CRYSTAL TENNILLE CLARK: Yes. The effects of lithium on the thyroid, we tend to see this much further down the line, after treatment has been initiated and been consistent for years. That is why we check once a year, the thyroid. TSH and T4 and T3, to see how the thyroid is functioning with the patient who is taking lithium.  There has been more recent thought that keeping, making sure that you have concentrations between 0.6 and 0.8 in a patient who is stable, reduces the chances or the risk of the kidney function being affected. I mention kidney function because the kidney and thyroid are the two things that we are concerned about as we think about adverse effects of lithium treatment long-term.

I am not aware, I would have to look, if there has been data to look at what concentration is most likely to prevent long-term effects on the thyroid as well but definitely, this is something we are more concerned about as the patient continues their treatment and hypothyroidism in particular, is the adverse effect we are looking out for.

TAMARA LEWIS JOHNSON: Great. Dr. Blumberg, there is a question that just came in wanting to know, is the BE-SMART intervention currently available for patients?

HILARY PATRICIA BLUMBERG: Thank you for the question, I am pretty fond of the BE-SMART intervention, as you have gathered. We have active studies currently with BE-SMART. So if there is interest, please feel free to contact me. You can email me or if there are ways to contact the people that are involved in this program, we would be happy to speak with you.

TAMARA LEWIS JOHNSON: Great. I think I just wanted to close out with one question, often times people, this is a question, oftentimes people living with bipolar disorder may have a substance abuse addiction and may suffer from other things, like job stress or ability to keep a job. What would you say to individuals or families that are working with young people that may have those co-occurring conditions, Dr. Clark?

CRYSTAL TENNILLE CLARK: I definitely think there needs to be much more research into these different social stressors, as well as compliance and how we can increase compliance of treatment.

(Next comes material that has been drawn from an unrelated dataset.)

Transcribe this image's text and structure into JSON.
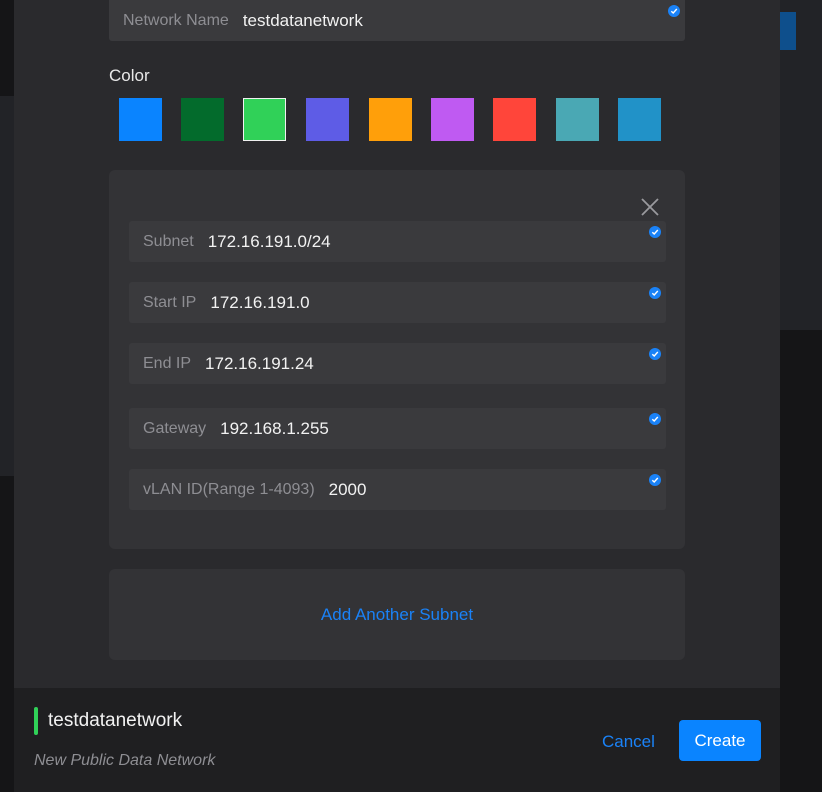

Not that there are some treatment resistant cases out there, which is a whole other area that needs to be studied. But more often than not, it is the buy-in, and then having appropriate follow-up and compliance but also some finding of ways to manage those stressors in a way that is helpful for the illness. Dr. Blumberg mentioned IPSRT, interpersonal social rhythms therapy, and the structure of that therapy creates is extremely important, of course, some stressors disrupt that structure. We have to find ways to help patients manage that. There needs to be research there too.

TAMARA LEWIS JOHNSON: Great. We are right at 2:30. I want to thank both Drs. Clark and Blumberg for a very informative and insightful and research agenda setting, presentation. I thank all of the viewers who stayed with us through the entire webinar. If you have any questions, whatsoever, feel free to send an email to the email address on the screen here.

This webinar, as I said earlier, is being recorded and there will be a transcript available for all who have registered, and it will be on our NIMH ODWD website in the coming weeks. Thank you everyone who attended, thank you Dr. Clark, thank you everyone who supported the production of this webinar and I hope that many of you tune in for the upcoming webinars that our office is offering. Thank you again.

(Webinar adjourned at 2:30 p.m.)